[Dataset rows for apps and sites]
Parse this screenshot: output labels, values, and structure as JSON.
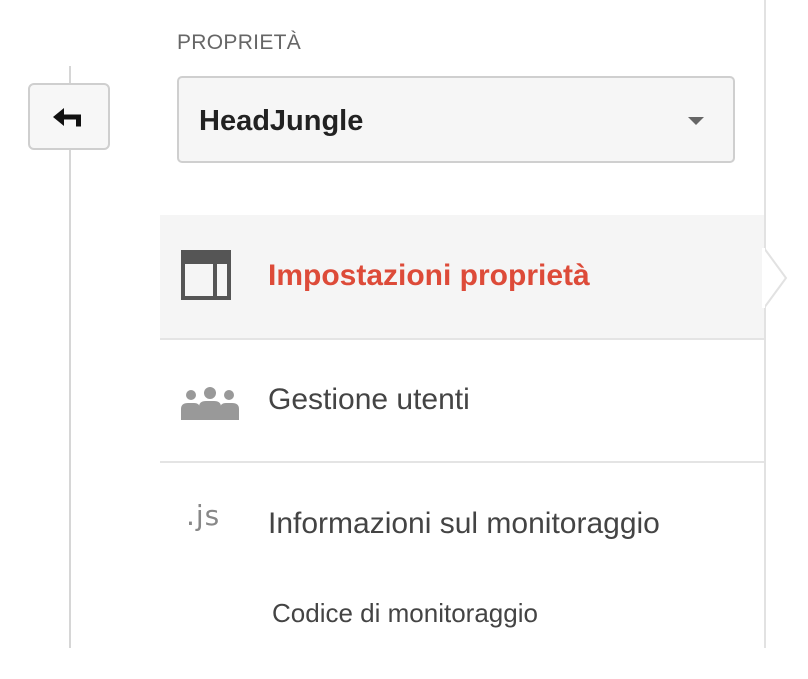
{
  "property_section": {
    "label": "PROPRIETÀ",
    "selected_property": "HeadJungle"
  },
  "back_button": {
    "icon": "back-arrow-icon"
  },
  "menu": {
    "items": [
      {
        "label": "Impostazioni proprietà",
        "icon": "layout-icon",
        "active": true
      },
      {
        "label": "Gestione utenti",
        "icon": "users-group-icon",
        "active": false
      },
      {
        "label": "Informazioni sul monitoraggio",
        "icon": "js-icon",
        "icon_text": ".js",
        "active": false
      }
    ],
    "sub_items": [
      {
        "label": "Codice di monitoraggio"
      }
    ]
  },
  "colors": {
    "active_text": "#dd4b39",
    "text": "#444444",
    "icon": "#555555",
    "border": "#cfcfcf"
  }
}
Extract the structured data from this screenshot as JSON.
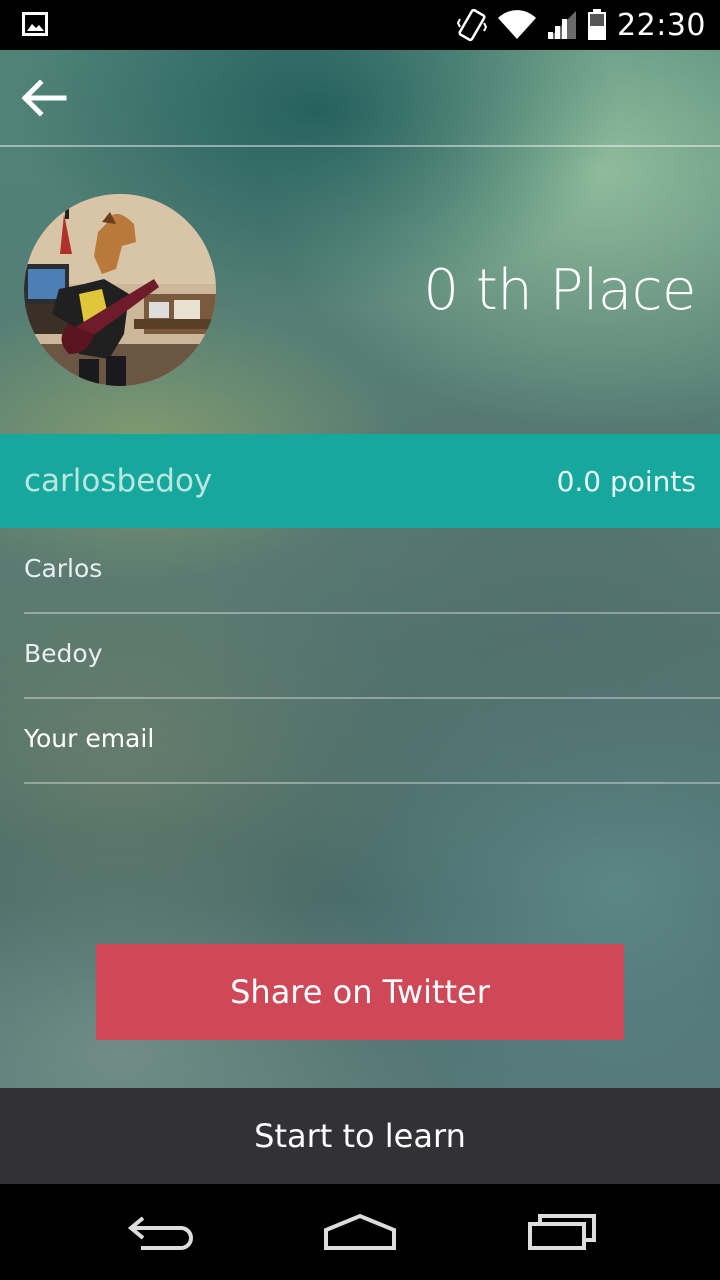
{
  "status_bar": {
    "time": "22:30",
    "icons": [
      "image-notification-icon",
      "vibrate-icon",
      "wifi-icon",
      "signal-icon",
      "battery-icon"
    ]
  },
  "header": {
    "back_icon": "arrow-left-icon"
  },
  "profile": {
    "avatar": "avatar",
    "place": "0 th Place",
    "username": "carlosbedoy",
    "points": "0.0 points"
  },
  "form": {
    "first_name": "Carlos",
    "last_name": "Bedoy",
    "email_placeholder": "Your email"
  },
  "actions": {
    "share_label": "Share on Twitter",
    "start_label": "Start to learn"
  },
  "colors": {
    "user_bar": "#17a89d",
    "twitter_button": "#cf4857",
    "learn_bar": "#313136"
  },
  "nav": {
    "icons": [
      "back-nav-icon",
      "home-nav-icon",
      "recents-nav-icon"
    ]
  }
}
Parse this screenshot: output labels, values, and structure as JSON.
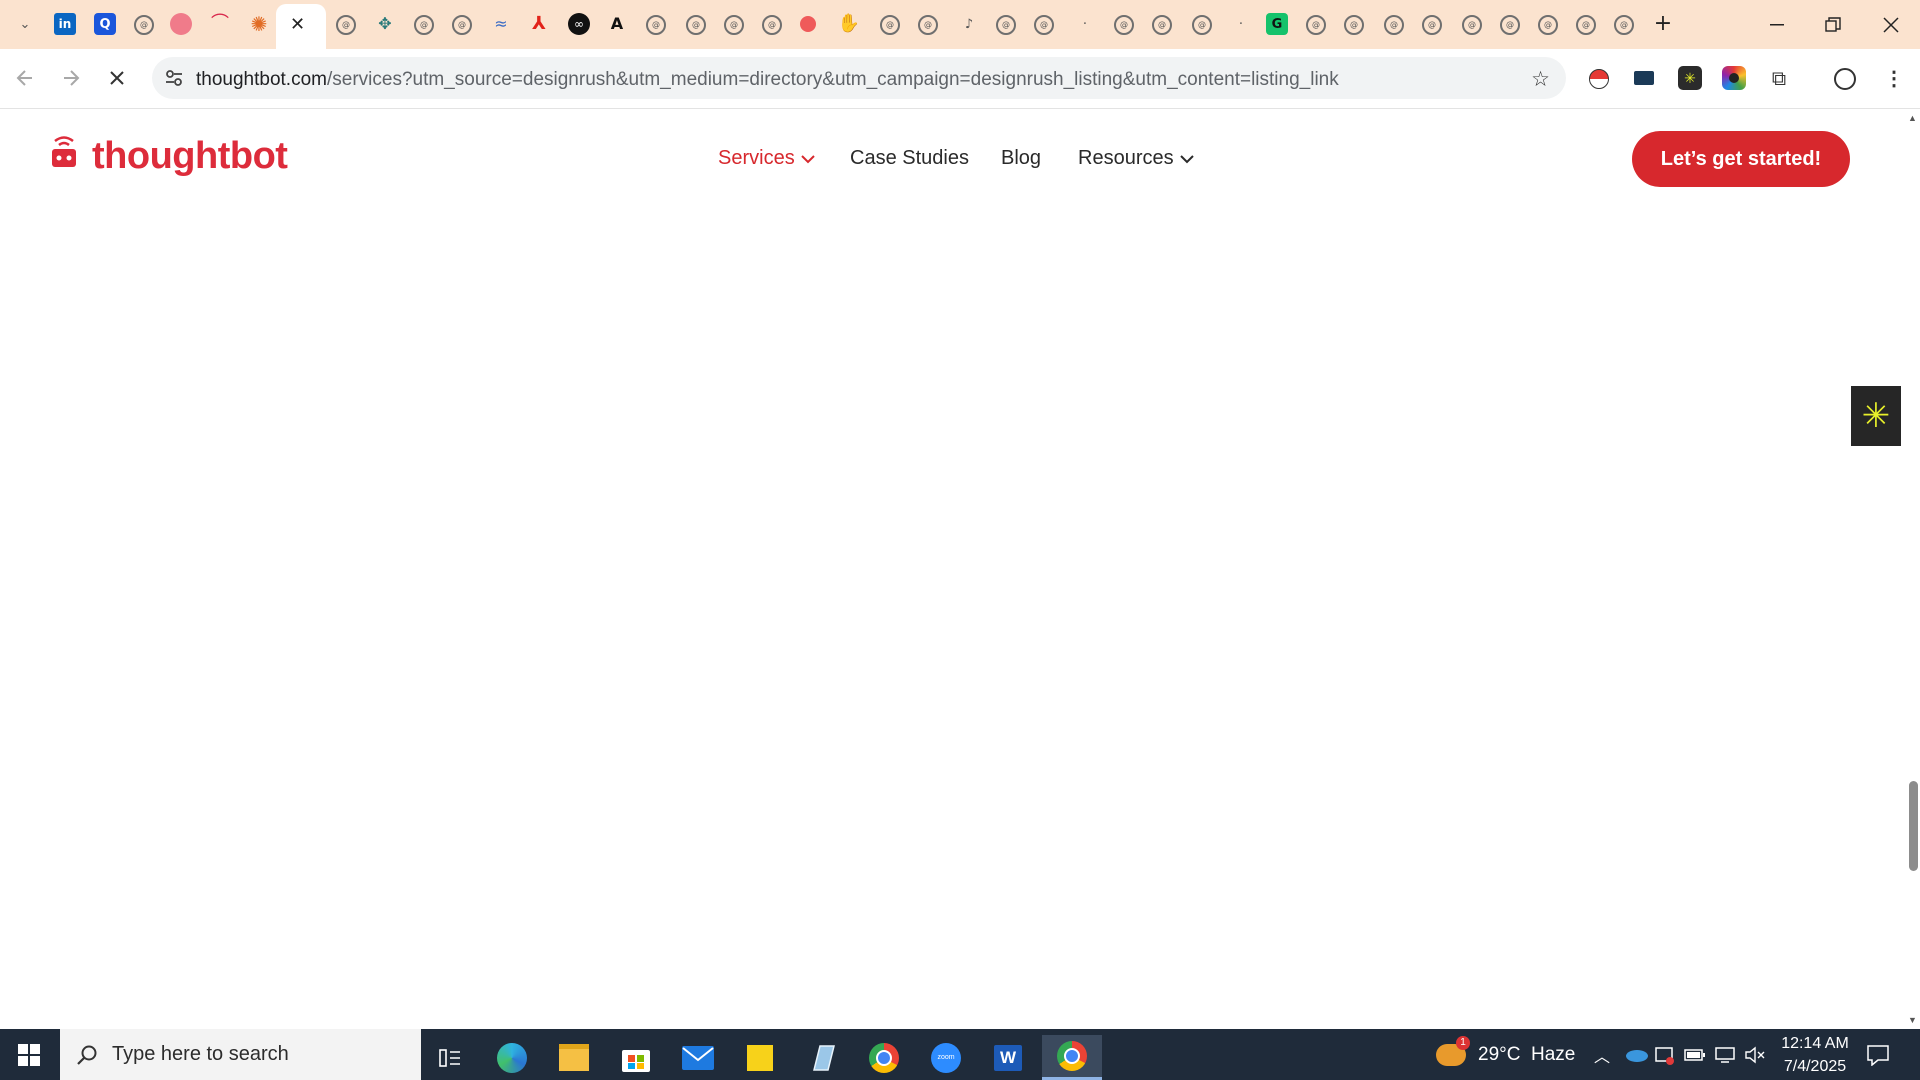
{
  "browser": {
    "address_bar": {
      "host": "thoughtbot.com",
      "path": "/services?utm_source=designrush&utm_medium=directory&utm_campaign=designrush_listing&utm_content=listing_link"
    },
    "tab_icons": [
      "list-tabs",
      "linkedin",
      "q-app",
      "chatgpt",
      "pink-circle",
      "toggl",
      "claude",
      "active-close",
      "openai-1",
      "perplexity",
      "openai-2",
      "openai-3",
      "copilot",
      "acrobat",
      "meta",
      "a-app",
      "openai-4",
      "openai-5",
      "openai-6",
      "openai-7",
      "red-dot",
      "hand",
      "openai-8",
      "openai-9",
      "openai-10",
      "openai-11",
      "openai-12",
      "openai-13",
      "openai-14",
      "openai-15",
      "openai-16",
      "openai-17",
      "grammarly",
      "openai-18",
      "openai-19",
      "openai-20",
      "openai-21",
      "openai-22",
      "openai-23",
      "openai-24",
      "openai-25",
      "openai-26",
      "new-tab"
    ]
  },
  "site": {
    "logo_text": "thoughtbot",
    "nav": {
      "services": "Services",
      "case_studies": "Case Studies",
      "blog": "Blog",
      "resources": "Resources"
    },
    "cta": "Let’s get started!",
    "colors": {
      "brand": "#dd2c3b",
      "cta": "#d7282d"
    }
  },
  "taskbar": {
    "search_placeholder": "Type here to search",
    "weather": "29°C  Haze",
    "weather_badge": "1",
    "time": "12:14 AM",
    "date": "7/4/2025"
  }
}
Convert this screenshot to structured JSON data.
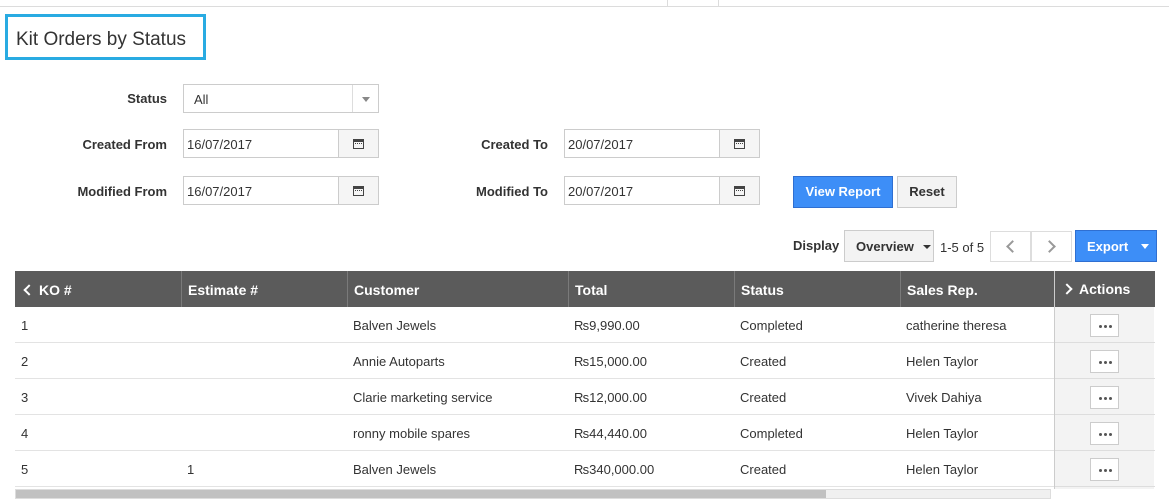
{
  "page": {
    "title": "Kit Orders by Status"
  },
  "filters": {
    "status_label": "Status",
    "status_value": "All",
    "created_from_label": "Created From",
    "created_from_value": "16/07/2017",
    "created_to_label": "Created To",
    "created_to_value": "20/07/2017",
    "modified_from_label": "Modified From",
    "modified_from_value": "16/07/2017",
    "modified_to_label": "Modified To",
    "modified_to_value": "20/07/2017",
    "view_report_label": "View Report",
    "reset_label": "Reset"
  },
  "toolbar": {
    "display_label": "Display",
    "display_value": "Overview",
    "pager_text": "1-5 of 5",
    "export_label": "Export"
  },
  "table": {
    "columns": [
      "KO #",
      "Estimate #",
      "Customer",
      "Total",
      "Status",
      "Sales Rep.",
      "Actions"
    ],
    "rows": [
      {
        "ko": "1",
        "estimate": "",
        "customer": "Balven Jewels",
        "total": "₨9,990.00",
        "status": "Completed",
        "sales_rep": "catherine theresa"
      },
      {
        "ko": "2",
        "estimate": "",
        "customer": "Annie Autoparts",
        "total": "₨15,000.00",
        "status": "Created",
        "sales_rep": "Helen Taylor"
      },
      {
        "ko": "3",
        "estimate": "",
        "customer": "Clarie marketing service",
        "total": "₨12,000.00",
        "status": "Created",
        "sales_rep": "Vivek Dahiya"
      },
      {
        "ko": "4",
        "estimate": "",
        "customer": "ronny mobile spares",
        "total": "₨44,440.00",
        "status": "Completed",
        "sales_rep": "Helen Taylor"
      },
      {
        "ko": "5",
        "estimate": "1",
        "customer": "Balven Jewels",
        "total": "₨340,000.00",
        "status": "Created",
        "sales_rep": "Helen Taylor"
      }
    ]
  },
  "icons": {
    "calendar": "calendar-icon",
    "dropdown": "chevron-down-icon",
    "prev": "chevron-left-icon",
    "next": "chevron-right-icon",
    "more": "ellipsis-icon"
  },
  "colors": {
    "title_highlight": "#29abe2",
    "primary": "#3d8ef7",
    "table_header": "#5b5b5b"
  }
}
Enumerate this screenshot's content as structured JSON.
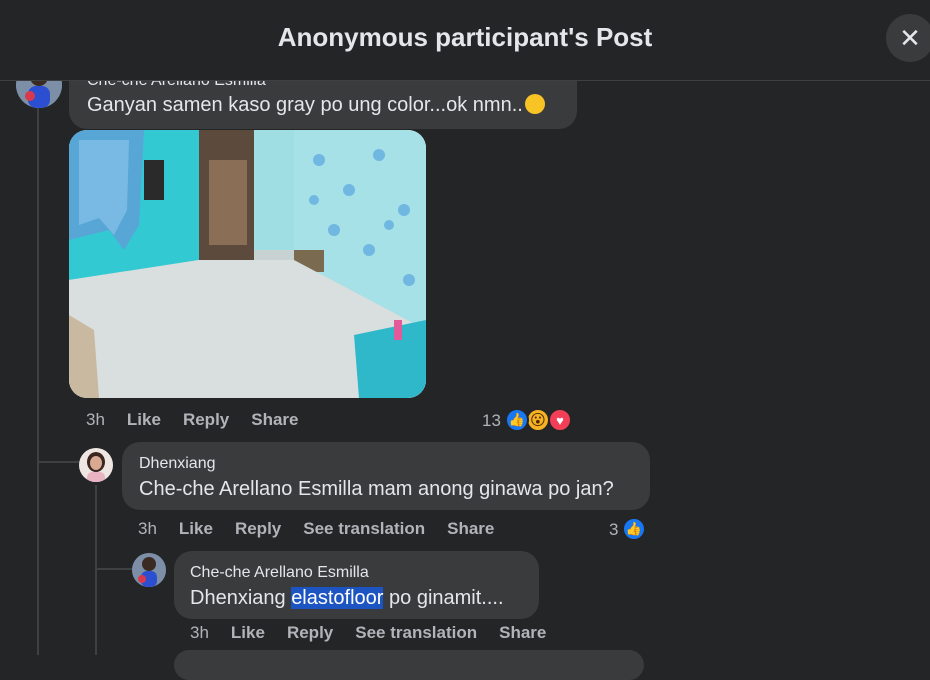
{
  "header": {
    "title": "Anonymous participant's Post",
    "close_icon": "close-icon"
  },
  "comments": [
    {
      "author": "Che-che Arellano Esmilla",
      "text": "Ganyan samen kaso gray po ung color...ok nmn..",
      "emoji": "pleading-face-emoji",
      "has_photo": true,
      "time": "3h",
      "actions": [
        "Like",
        "Reply",
        "Share"
      ],
      "reaction_count": "13",
      "reactions": [
        "like",
        "wow",
        "love"
      ]
    },
    {
      "author": "Dhenxiang",
      "text": "Che-che Arellano Esmilla mam anong ginawa po jan?",
      "time": "3h",
      "actions": [
        "Like",
        "Reply",
        "See translation",
        "Share"
      ],
      "reaction_count": "3",
      "reactions": [
        "like"
      ]
    },
    {
      "author": "Che-che Arellano Esmilla",
      "text_before": "Dhenxiang ",
      "text_highlight": "elastofloor",
      "text_after": " po ginamit....",
      "time": "3h",
      "actions": [
        "Like",
        "Reply",
        "See translation",
        "Share"
      ]
    }
  ],
  "colors": {
    "background": "#242526",
    "bubble": "#3a3b3c",
    "text": "#e4e6eb",
    "muted": "#b0b3b8",
    "like_blue": "#1877f2",
    "highlight": "#1c55c2"
  }
}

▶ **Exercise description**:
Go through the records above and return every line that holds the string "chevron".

▶ **Output of the task**:
    "dropdown": "chevron-down-icon",
    "prev": "chevron-left-icon",
    "next": "chevron-right-icon",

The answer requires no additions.